In some of these analyses, expectations about the future of this bilateral relationship have been held to too high of a standard, including hopes of a possible "back to the 1990s" scenario. It is therefore important to understand a few points regarding such predictions. Turkish-Israeli relations in the 1990s cannot be considered normal for two reasons. First, when we look at the historical development of relations between the two countries since 1948, the 1990s were an exceptional period that came about partly as a result of the optimism regarding the possibility of reaching a permanent peace with the Palestinians.
However, this period ended with the failure of the peace process. Secondly, the 1990s were not a normal period for Turkey on account of both political and economic instability as well as a significant degree of military tutelage over foreign and security policy.
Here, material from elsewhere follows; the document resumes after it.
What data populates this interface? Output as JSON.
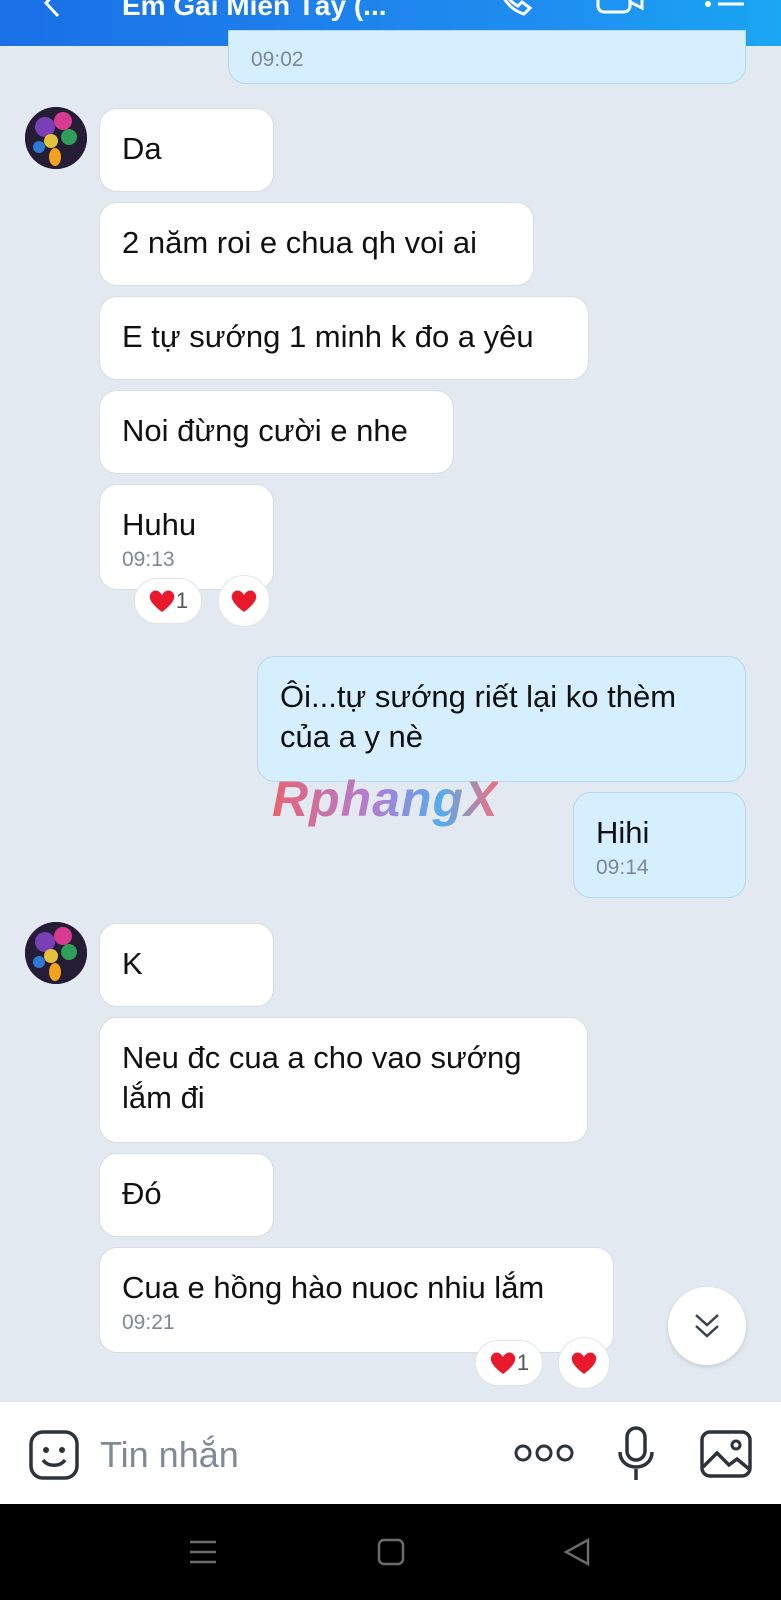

Thus, Turkey's relations with Israel were mostly security-oriented and controlled by the military. At this point, it is unrealistic to expect the emergence of 1990s relationship dynamic between the two countries.
The new normalization necessitates a paradigm shift in the nature of relations. The international system, the region and Turkey witnessed major transformations in the last 10 years which will impact Turkish-Israeli relations. One needs to take into consideration the changing dynamics of Turkish foreign policy decision-making, the role of public opinion, and the necessity of diversifying bilateral relations between two countries. Furthermore, a potential revival of the peace process would be the most significant dimension of the new normalization. In the absence of a peace process, relations will be vulnerable to any form of crisis in the region.
Daily Sabah began publishing in Turkey this week in order to fill an important gap in English-language publications covering the region. Themain goal of the paper will be to provide a fresh and local perspective regarding developments not only in Turkey but also in Asia, Africa and Middle East. In the coming weeks, we will see stimulating debates and discussions on our pages about current events. In a time of transition in Turkey, the Middle East and the global system, Daily Sabah aims to follow these shifts by adhering to the highest journalistic norms, democratic principles and become a center for the analysis for these important shifts.
About the author
Kılıç Buğra Kanat is Research Director at SETA Foundation at Washington, D.C. He is an assistant professor of Political Science at Penn State University, Erie.